(Records from a data source)
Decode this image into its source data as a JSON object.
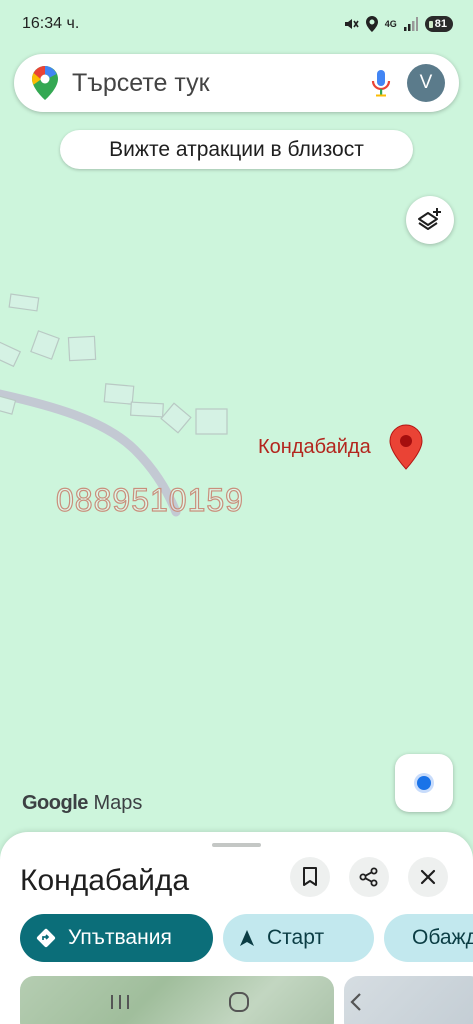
{
  "status_bar": {
    "time": "16:34 ч.",
    "network": "4G",
    "battery": "81"
  },
  "search": {
    "placeholder": "Търсете тук",
    "avatar_letter": "V"
  },
  "chips": {
    "attractions": "Вижте атракции в близост"
  },
  "map": {
    "place_label": "Кондабайда",
    "watermark": "0889510159",
    "logo_google": "Google",
    "logo_maps": "Maps"
  },
  "sheet": {
    "title": "Кондабайда",
    "actions": {
      "directions": "Упътвания",
      "start": "Старт",
      "call": "Обаждане"
    }
  },
  "colors": {
    "map_bg": "#cdf5dc",
    "accent": "#0b6e79",
    "secondary": "#c2e8ee",
    "pin": "#ea4335",
    "label": "#b3261e"
  }
}
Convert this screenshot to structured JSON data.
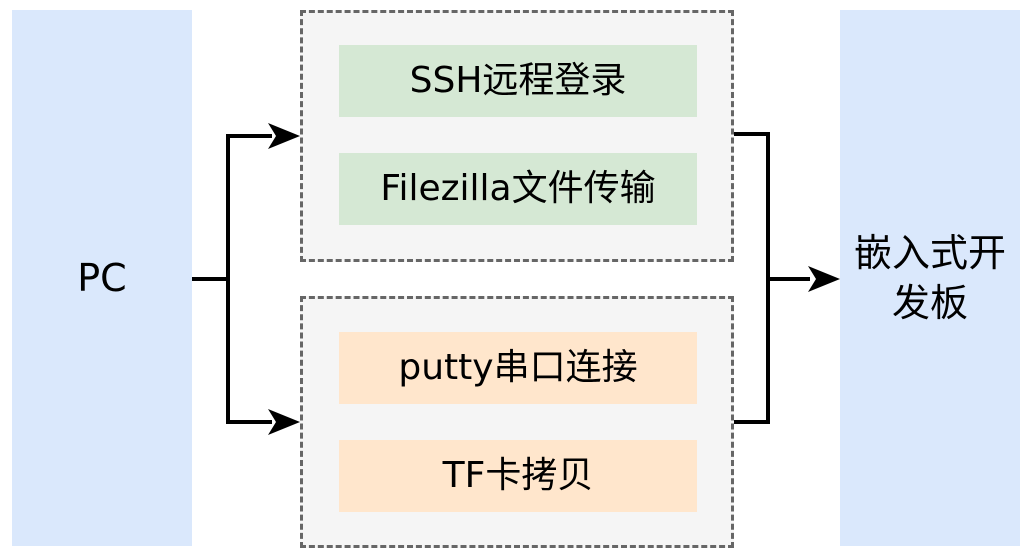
{
  "pc": {
    "label": "PC"
  },
  "board": {
    "label": "嵌入式开发板"
  },
  "groups": [
    {
      "items": [
        {
          "label": "SSH远程登录"
        },
        {
          "label": "Filezilla文件传输"
        }
      ]
    },
    {
      "items": [
        {
          "label": "putty串口连接"
        },
        {
          "label": "TF卡拷贝"
        }
      ]
    }
  ],
  "colors": {
    "endpoint_fill": "#dae8fc",
    "group_fill": "#f5f5f5",
    "group_border": "#666666",
    "network_item_fill": "#d5e8d4",
    "local_item_fill": "#ffe6cc"
  }
}
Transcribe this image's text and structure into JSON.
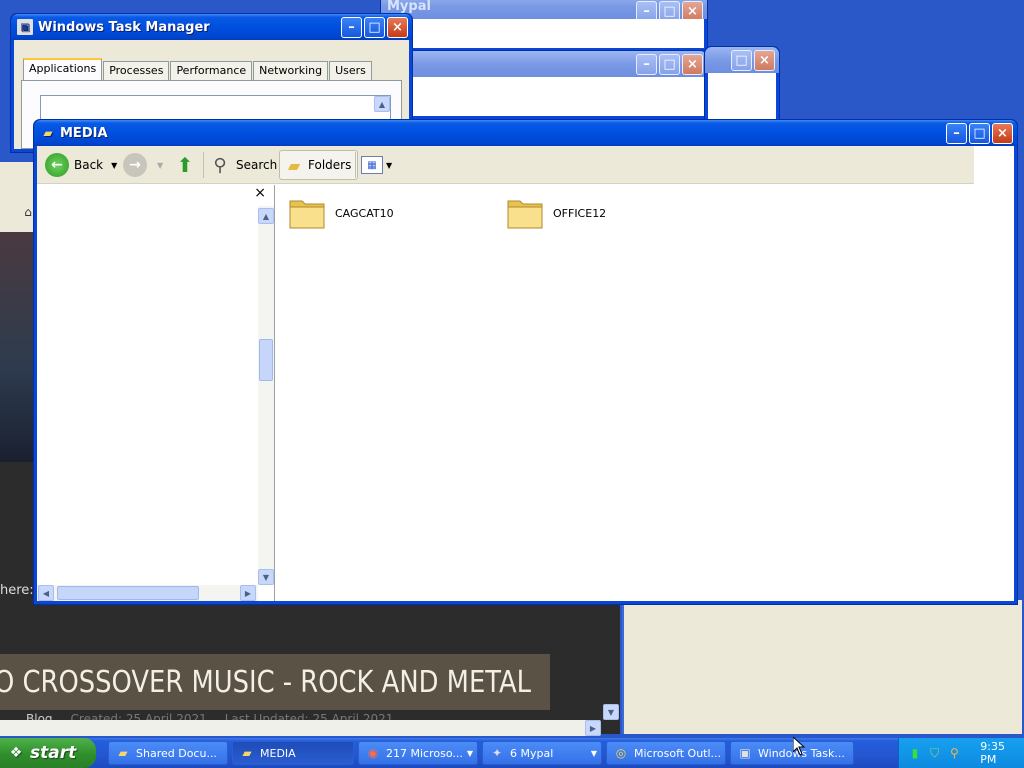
{
  "windows": {
    "mypal_top": {
      "title": "Mypal"
    },
    "task_manager": {
      "title": "Windows Task Manager",
      "tabs": [
        "Applications",
        "Processes",
        "Performance",
        "Networking",
        "Users"
      ]
    },
    "media": {
      "title": "MEDIA",
      "toolbar": {
        "back": "Back",
        "search": "Search",
        "folders": "Folders"
      },
      "folders": [
        "CAGCAT10",
        "OFFICE12"
      ],
      "close_glyph": "×"
    }
  },
  "web": {
    "nav_fragment": "here:",
    "headline": "O CROSSOVER MUSIC - ROCK AND METAL",
    "meta": {
      "category": "Blog",
      "created": "Created: 25 April 2021",
      "updated": "Last Updated: 25 April 2021"
    }
  },
  "taskbar": {
    "start": "start",
    "tasks": [
      "Shared Docu...",
      "MEDIA",
      "217 Microso...",
      "6 Mypal",
      "Microsoft Outl...",
      "Windows Task..."
    ],
    "clock": "9:35 PM"
  },
  "colors": {
    "title_active": "#0050e0",
    "taskbar": "#245edc",
    "start_green": "#3c9f37"
  }
}
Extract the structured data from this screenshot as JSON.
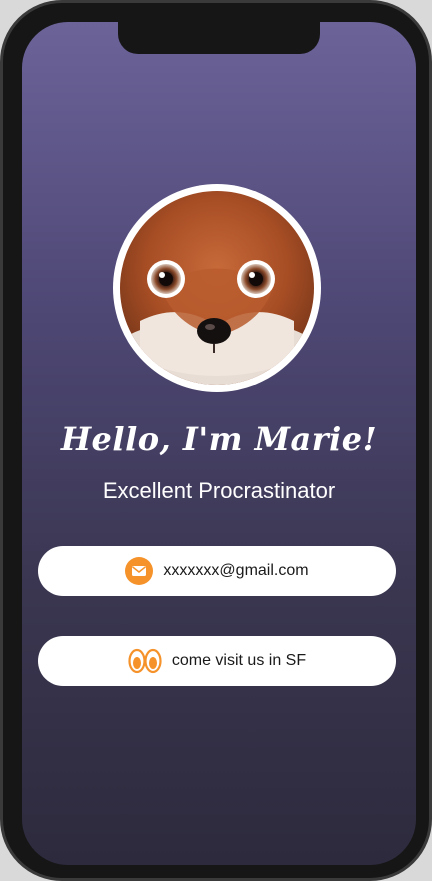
{
  "profile": {
    "greeting": "Hello, I'm Marie!",
    "subtitle": "Excellent Procrastinator",
    "avatar_icon": "fox-avatar"
  },
  "contacts": {
    "email": {
      "label": "xxxxxxx@gmail.com",
      "icon": "envelope-icon",
      "icon_color": "#f5922a"
    },
    "location": {
      "label": "come visit us in SF",
      "icon": "eyes-icon",
      "icon_color": "#f5922a"
    }
  },
  "colors": {
    "gradient_top": "#6c6399",
    "gradient_bottom": "#2d2a3d",
    "accent": "#f5922a"
  }
}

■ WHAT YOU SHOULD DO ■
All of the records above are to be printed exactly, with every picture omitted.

■ EXERCISE OUTPUT ■
Decode this image into its source data as a JSON object.
{
  "status_bar": {
    "time": "16:34 ч.",
    "network": "4G",
    "battery": "81"
  },
  "search": {
    "placeholder": "Търсете тук",
    "avatar_letter": "V"
  },
  "chips": {
    "attractions": "Вижте атракции в близост"
  },
  "map": {
    "place_label": "Кондабайда",
    "watermark": "0889510159",
    "logo_google": "Google",
    "logo_maps": "Maps"
  },
  "sheet": {
    "title": "Кондабайда",
    "actions": {
      "directions": "Упътвания",
      "start": "Старт",
      "call": "Обаждане"
    }
  },
  "colors": {
    "map_bg": "#cdf5dc",
    "accent": "#0b6e79",
    "secondary": "#c2e8ee",
    "pin": "#ea4335",
    "label": "#b3261e"
  }
}
Convert this screenshot to structured JSON data.
{
  "pc": {
    "label": "PC"
  },
  "board": {
    "label": "嵌入式开发板"
  },
  "groups": [
    {
      "items": [
        {
          "label": "SSH远程登录"
        },
        {
          "label": "Filezilla文件传输"
        }
      ]
    },
    {
      "items": [
        {
          "label": "putty串口连接"
        },
        {
          "label": "TF卡拷贝"
        }
      ]
    }
  ],
  "colors": {
    "endpoint_fill": "#dae8fc",
    "group_fill": "#f5f5f5",
    "group_border": "#666666",
    "network_item_fill": "#d5e8d4",
    "local_item_fill": "#ffe6cc"
  }
}
Transcribe this image's text and structure into JSON.
{
  "windows": {
    "mypal_top": {
      "title": "Mypal"
    },
    "task_manager": {
      "title": "Windows Task Manager",
      "tabs": [
        "Applications",
        "Processes",
        "Performance",
        "Networking",
        "Users"
      ]
    },
    "media": {
      "title": "MEDIA",
      "toolbar": {
        "back": "Back",
        "search": "Search",
        "folders": "Folders"
      },
      "folders": [
        "CAGCAT10",
        "OFFICE12"
      ],
      "close_glyph": "×"
    }
  },
  "web": {
    "nav_fragment": "here:",
    "headline": "O CROSSOVER MUSIC - ROCK AND METAL",
    "meta": {
      "category": "Blog",
      "created": "Created: 25 April 2021",
      "updated": "Last Updated: 25 April 2021"
    }
  },
  "taskbar": {
    "start": "start",
    "tasks": [
      "Shared Docu...",
      "MEDIA",
      "217 Microso...",
      "6 Mypal",
      "Microsoft Outl...",
      "Windows Task..."
    ],
    "clock": "9:35 PM"
  },
  "colors": {
    "title_active": "#0050e0",
    "taskbar": "#245edc",
    "start_green": "#3c9f37"
  }
}
Extract the structured data from this screenshot as JSON.
{
  "profile": {
    "greeting": "Hello, I'm Marie!",
    "subtitle": "Excellent Procrastinator",
    "avatar_icon": "fox-avatar"
  },
  "contacts": {
    "email": {
      "label": "xxxxxxx@gmail.com",
      "icon": "envelope-icon",
      "icon_color": "#f5922a"
    },
    "location": {
      "label": "come visit us in SF",
      "icon": "eyes-icon",
      "icon_color": "#f5922a"
    }
  },
  "colors": {
    "gradient_top": "#6c6399",
    "gradient_bottom": "#2d2a3d",
    "accent": "#f5922a"
  }
}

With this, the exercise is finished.